**DATASET CONTENT:**
++++
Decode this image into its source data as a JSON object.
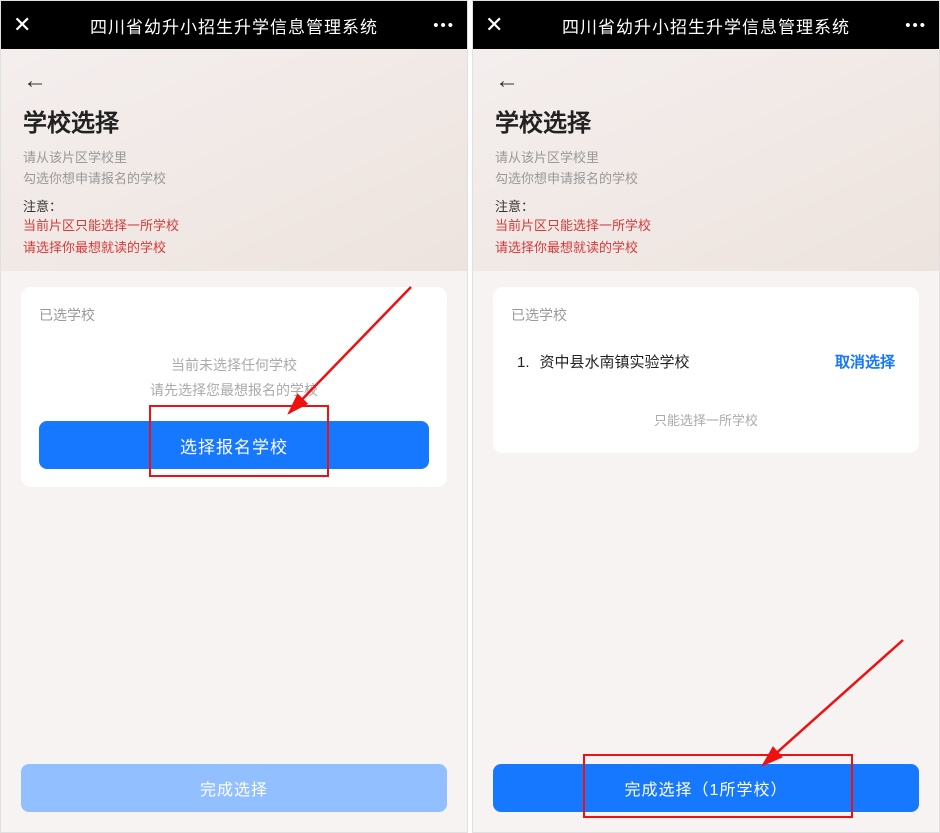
{
  "header": {
    "app_title": "四川省幼升小招生升学信息管理系统"
  },
  "page": {
    "title": "学校选择",
    "subtitle_line1": "请从该片区学校里",
    "subtitle_line2": "勾选你想申请报名的学校",
    "notice_label": "注意：",
    "warning_line1": "当前片区只能选择一所学校",
    "warning_line2": "请选择你最想就读的学校"
  },
  "left": {
    "card_label": "已选学校",
    "empty_line1": "当前未选择任何学校",
    "empty_line2": "请先选择您最想报名的学校",
    "select_button": "选择报名学校",
    "complete_button": "完成选择"
  },
  "right": {
    "card_label": "已选学校",
    "selected_index": "1.",
    "selected_school": "资中县水南镇实验学校",
    "cancel_label": "取消选择",
    "limit_note": "只能选择一所学校",
    "complete_button": "完成选择（1所学校）"
  }
}
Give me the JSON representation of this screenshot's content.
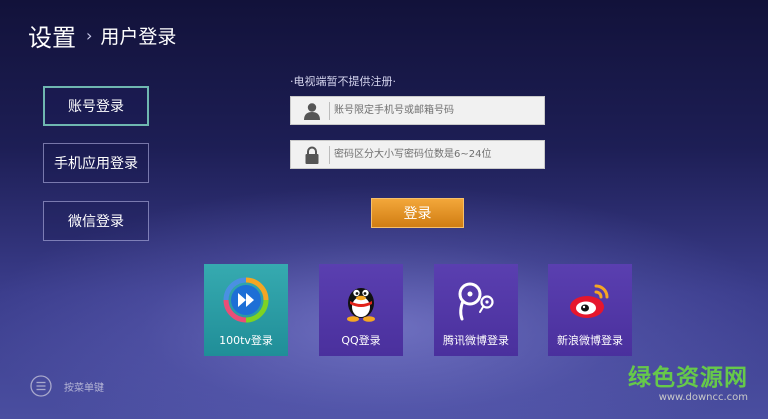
{
  "header": {
    "title": "设置",
    "chevron": "›",
    "subtitle": "用户登录"
  },
  "tabs": [
    {
      "label": "账号登录",
      "active": true
    },
    {
      "label": "手机应用登录",
      "active": false
    },
    {
      "label": "微信登录",
      "active": false
    }
  ],
  "form": {
    "notice": "·电视端暂不提供注册·",
    "account_placeholder": "账号限定手机号或邮箱号码",
    "account_value": "",
    "password_placeholder": "密码区分大小写密码位数是6~24位",
    "password_value": "",
    "login_label": "登录"
  },
  "providers": [
    {
      "label": "100tv登录",
      "icon": "100tv-logo-icon"
    },
    {
      "label": "QQ登录",
      "icon": "qq-penguin-icon"
    },
    {
      "label": "腾讯微博登录",
      "icon": "tencent-weibo-icon"
    },
    {
      "label": "新浪微博登录",
      "icon": "sina-weibo-icon"
    }
  ],
  "menu_hint": {
    "text": "按菜单键",
    "icon": "menu-icon"
  },
  "watermark": {
    "main": "绿色资源网",
    "sub": "www.downcc.com"
  },
  "colors": {
    "accent_orange": "#e59227",
    "tile_teal": "#2a9ea5",
    "tile_purple": "#5237a8",
    "active_tab_border": "#6fb7b0",
    "watermark_green": "#66c94a"
  }
}
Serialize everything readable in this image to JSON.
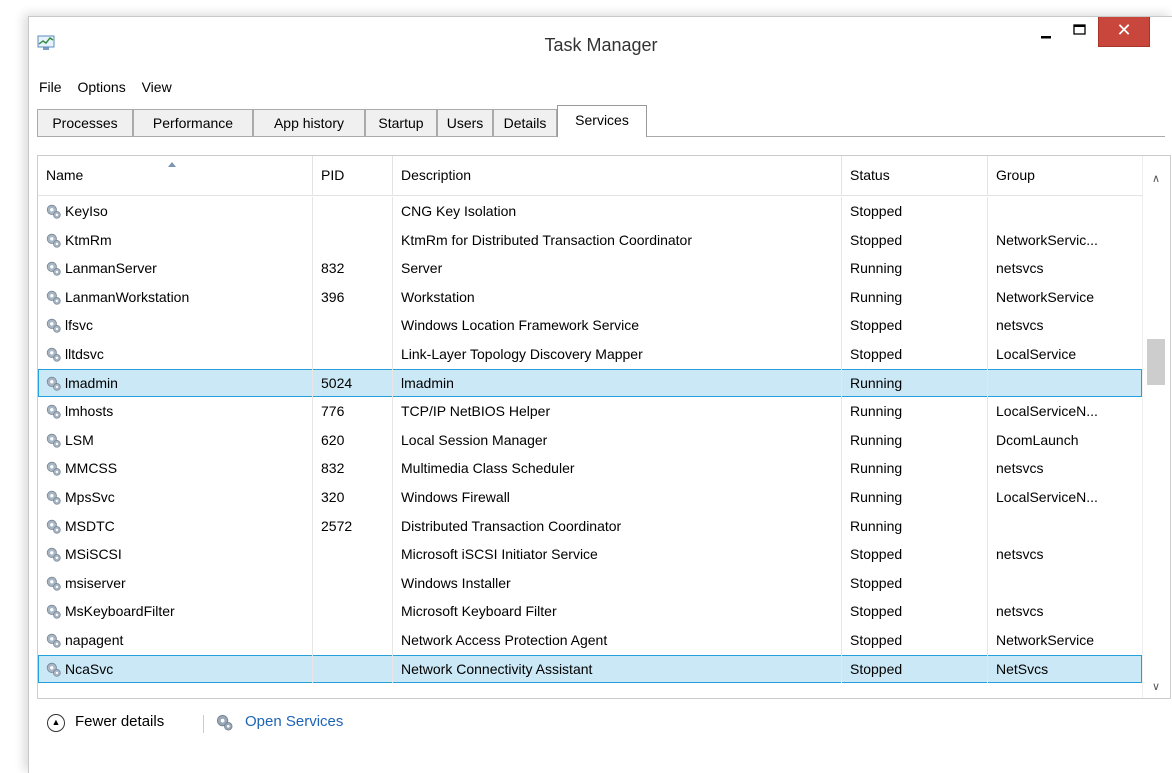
{
  "window": {
    "title": "Task Manager",
    "close_glyph": "✕"
  },
  "menu": [
    "File",
    "Options",
    "View"
  ],
  "tabs": [
    "Processes",
    "Performance",
    "App history",
    "Startup",
    "Users",
    "Details",
    "Services"
  ],
  "active_tab": "Services",
  "columns": {
    "name": "Name",
    "pid": "PID",
    "description": "Description",
    "status": "Status",
    "group": "Group"
  },
  "rows": [
    {
      "name": "KeyIso",
      "pid": "",
      "description": "CNG Key Isolation",
      "status": "Stopped",
      "group": ""
    },
    {
      "name": "KtmRm",
      "pid": "",
      "description": "KtmRm for Distributed Transaction Coordinator",
      "status": "Stopped",
      "group": "NetworkServic..."
    },
    {
      "name": "LanmanServer",
      "pid": "832",
      "description": "Server",
      "status": "Running",
      "group": "netsvcs"
    },
    {
      "name": "LanmanWorkstation",
      "pid": "396",
      "description": "Workstation",
      "status": "Running",
      "group": "NetworkService"
    },
    {
      "name": "lfsvc",
      "pid": "",
      "description": "Windows Location Framework Service",
      "status": "Stopped",
      "group": "netsvcs"
    },
    {
      "name": "lltdsvc",
      "pid": "",
      "description": "Link-Layer Topology Discovery Mapper",
      "status": "Stopped",
      "group": "LocalService"
    },
    {
      "name": "lmadmin",
      "pid": "5024",
      "description": "lmadmin",
      "status": "Running",
      "group": "",
      "selected": true
    },
    {
      "name": "lmhosts",
      "pid": "776",
      "description": "TCP/IP NetBIOS Helper",
      "status": "Running",
      "group": "LocalServiceN..."
    },
    {
      "name": "LSM",
      "pid": "620",
      "description": "Local Session Manager",
      "status": "Running",
      "group": "DcomLaunch"
    },
    {
      "name": "MMCSS",
      "pid": "832",
      "description": "Multimedia Class Scheduler",
      "status": "Running",
      "group": "netsvcs"
    },
    {
      "name": "MpsSvc",
      "pid": "320",
      "description": "Windows Firewall",
      "status": "Running",
      "group": "LocalServiceN..."
    },
    {
      "name": "MSDTC",
      "pid": "2572",
      "description": "Distributed Transaction Coordinator",
      "status": "Running",
      "group": ""
    },
    {
      "name": "MSiSCSI",
      "pid": "",
      "description": "Microsoft iSCSI Initiator Service",
      "status": "Stopped",
      "group": "netsvcs"
    },
    {
      "name": "msiserver",
      "pid": "",
      "description": "Windows Installer",
      "status": "Stopped",
      "group": ""
    },
    {
      "name": "MsKeyboardFilter",
      "pid": "",
      "description": "Microsoft Keyboard Filter",
      "status": "Stopped",
      "group": "netsvcs"
    },
    {
      "name": "napagent",
      "pid": "",
      "description": "Network Access Protection Agent",
      "status": "Stopped",
      "group": "NetworkService"
    },
    {
      "name": "NcaSvc",
      "pid": "",
      "description": "Network Connectivity Assistant",
      "status": "Stopped",
      "group": "NetSvcs",
      "selected": true
    }
  ],
  "footer": {
    "fewer_details": "Fewer details",
    "open_services": "Open Services"
  },
  "colors": {
    "selection_bg": "#cbe8f6",
    "selection_border": "#26a0da",
    "link": "#1e64b4",
    "close_button": "#c9463d"
  },
  "icons": {
    "app": "task-manager-icon",
    "service": "service-gear-icon"
  }
}
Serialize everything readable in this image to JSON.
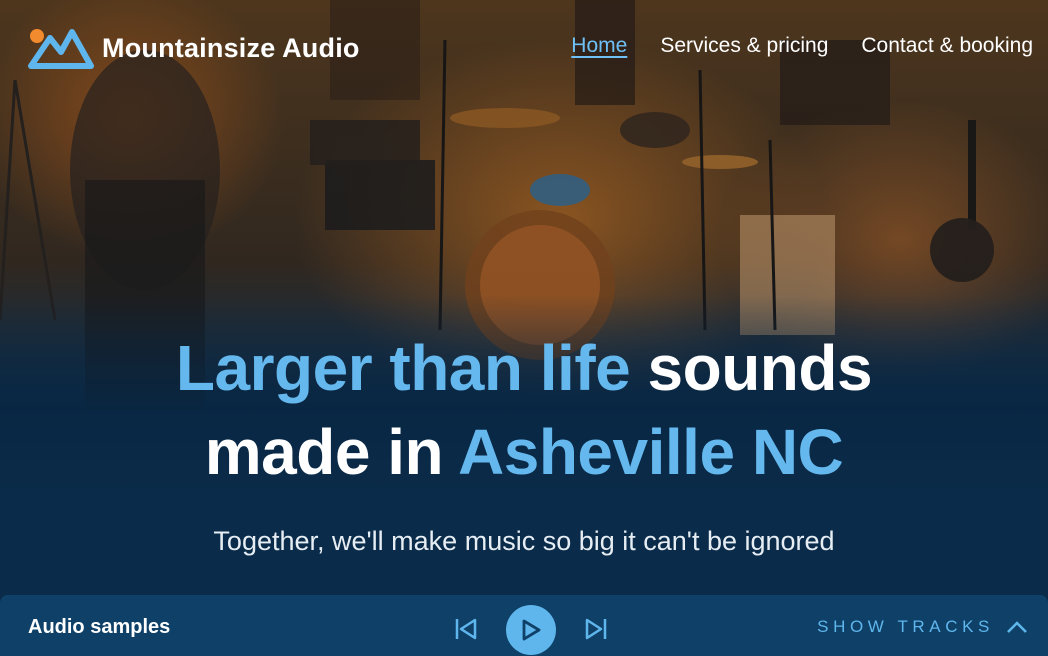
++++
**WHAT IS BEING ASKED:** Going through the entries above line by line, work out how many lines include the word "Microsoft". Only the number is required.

**WRITTEN RESPONSE:** 2